The Camerata Salzburg is a chamber orchestra, and, naturally, they figured in the Salzburg Festival last month. They were conducted in a concert by Manfred Honeck, an Austrian who has long been music director of the Pittsburgh Symphony Orchestra. Their program was Arvo Pärt, Wolfgang Amadeus Mozart (that Salzburger), and Richard Strauss, in that order.
Beginning the concert was the Cantus in Memory of Benjamin Britten for string orchestra and bell. Pärt wrote this shortly after Britten died in 1976. In this performance, it was lullingly sad, as it should be. It built, or swelled up, as it should. Honeck kept up an intensity throughout. Frankly, the music was not especially soothing or sweet (as it can be). I would go so far as to say it had an underlying anger. This was a most interesting, and effective, treatment.
The Mozart on the program was the Clarinet Concerto, which one of the composer’s biographers, Paul Johnson, regards as Mozart’s most perfect piece. Many people think so. It is a reasonable opinion (though the concerto has so much competition). The soloist with Honeck and the Camerata Salzburg was Daniel Ottensamer, a principal in the Vienna Philharmonic Orchestra. So was his father before him. (Ernst Ottensamer.) Daniel’s brother, Andreas, is a principal with the Berlin Philharmonic.
They are the leading clarinet family in the world, if not ever.
Some years ago, in a public interview, I asked a well-known cellist whether he ever grew tired of playing the Dvořák Concerto. He seemed offended by the question. Of course not, he said. Do clarinetists ever tire of playing the Mozart? In any case, they have a perfect piece to play, a masterpiece of masterpieces.
In the performance from Salzburg last month, I was surprised by the tempo of the opening movement. It seemed fast to me. But then I thought, “Maybe this movement is taken too slowly, by others.” Mozart opera arias can get sleepy; so can middle movements of piano sonatas, etc. Before long, the tempo did not seem fast to me at all. It seemed natural.
One thing I appreciated about the performers in this first movement is that they were not treating the music as some holy object. The music had flesh and blood in it. Under Honeck, the orchestra played in a consistently lively fashion, with nothing rote or routine.
The soloist was confident (with much to be confident about). He put on an unusually wide dynamic range. He breathed in long, wonderful lines. In this performance, you could hear Mozart as entertainer, as crowd-pleaser.
This is not sacrilegious to point out, you know.
The Adagio, of course, has its transcendent quality. I was expecting a brisk tempo, based on the first—but it turned out to be rather leisurely. It was not too leisurely, however; it was close to the tempo giusto. The playing was song-like and emotional. I had to stop reviewing for a while—mentally—for a simple reason: I was spellbound.

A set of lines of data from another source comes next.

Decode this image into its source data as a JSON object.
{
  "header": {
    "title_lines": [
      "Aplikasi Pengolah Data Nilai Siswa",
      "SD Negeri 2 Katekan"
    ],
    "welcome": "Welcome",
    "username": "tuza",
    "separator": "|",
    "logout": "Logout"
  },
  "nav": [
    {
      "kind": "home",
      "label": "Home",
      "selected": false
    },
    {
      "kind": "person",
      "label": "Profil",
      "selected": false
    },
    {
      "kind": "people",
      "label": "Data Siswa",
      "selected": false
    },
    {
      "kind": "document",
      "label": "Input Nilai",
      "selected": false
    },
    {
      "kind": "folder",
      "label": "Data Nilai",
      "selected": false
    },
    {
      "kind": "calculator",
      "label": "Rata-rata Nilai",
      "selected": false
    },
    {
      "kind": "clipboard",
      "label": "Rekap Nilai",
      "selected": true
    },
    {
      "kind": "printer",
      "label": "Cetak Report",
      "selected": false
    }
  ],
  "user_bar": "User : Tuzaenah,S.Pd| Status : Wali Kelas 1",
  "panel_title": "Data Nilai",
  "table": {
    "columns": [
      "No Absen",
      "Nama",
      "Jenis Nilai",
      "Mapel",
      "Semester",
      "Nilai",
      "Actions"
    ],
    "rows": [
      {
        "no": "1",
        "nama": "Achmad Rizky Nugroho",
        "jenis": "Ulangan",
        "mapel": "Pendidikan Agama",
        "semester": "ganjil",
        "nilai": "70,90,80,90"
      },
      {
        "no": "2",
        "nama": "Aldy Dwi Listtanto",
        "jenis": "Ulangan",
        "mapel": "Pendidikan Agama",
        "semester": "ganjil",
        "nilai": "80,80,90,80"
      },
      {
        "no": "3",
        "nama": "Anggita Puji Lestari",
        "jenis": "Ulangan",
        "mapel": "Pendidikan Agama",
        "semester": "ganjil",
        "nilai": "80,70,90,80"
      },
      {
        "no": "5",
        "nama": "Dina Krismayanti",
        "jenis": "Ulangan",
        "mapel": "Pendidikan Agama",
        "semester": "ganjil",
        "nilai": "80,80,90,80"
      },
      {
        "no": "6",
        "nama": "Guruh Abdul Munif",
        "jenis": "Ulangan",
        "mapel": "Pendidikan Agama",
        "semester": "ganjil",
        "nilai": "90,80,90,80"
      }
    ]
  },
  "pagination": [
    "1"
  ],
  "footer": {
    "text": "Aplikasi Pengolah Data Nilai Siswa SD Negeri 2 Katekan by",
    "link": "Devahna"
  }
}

Let me give you a quick aside: When Daniel Ottensamer is really “feeling it,” he squints or closes his eyes, like a rock or pop singer. He sways like a singer, too (and other musicians to whom breathing is vital).
As for the Rondo, it danced along, neatly. There was a speck of jazz in it—or looseness, if you like. I’m talking about a freewheeling, playful, quasi-improvisatory quality. What we heard was Mozart with his hair down.
Maestro Honeck and the Camerata Salzburg closed the concert with a late work by Richard Strauss: Metamorphosen, for string orchestra (twenty-three players, to be precise). In my view, you conduct this piece as you do Verklärte Nacht, the Schoenberg work. You let it flow, following the contours of the score. This is what Honeck did. In my view, this work requires beauty of sound, which these strings could not provide, in abundance. I would have preferred twenty-three of Ottensamer’s colleagues in the VPO—but comparisons are odious, or odorous.
Moreover, I must say I was watching a livestream, thousands of miles from the concert hall. So, this did not give the Camerata Salzburgers a fair test.
In closing, may I tell you a secret? I am in awe of Richard Strauss, the composer of Elektra, dozens of songs, and other pieces of the highest caliber. I have never loved, or even liked, Metamorphosen as I think I should. But I am working on it . . .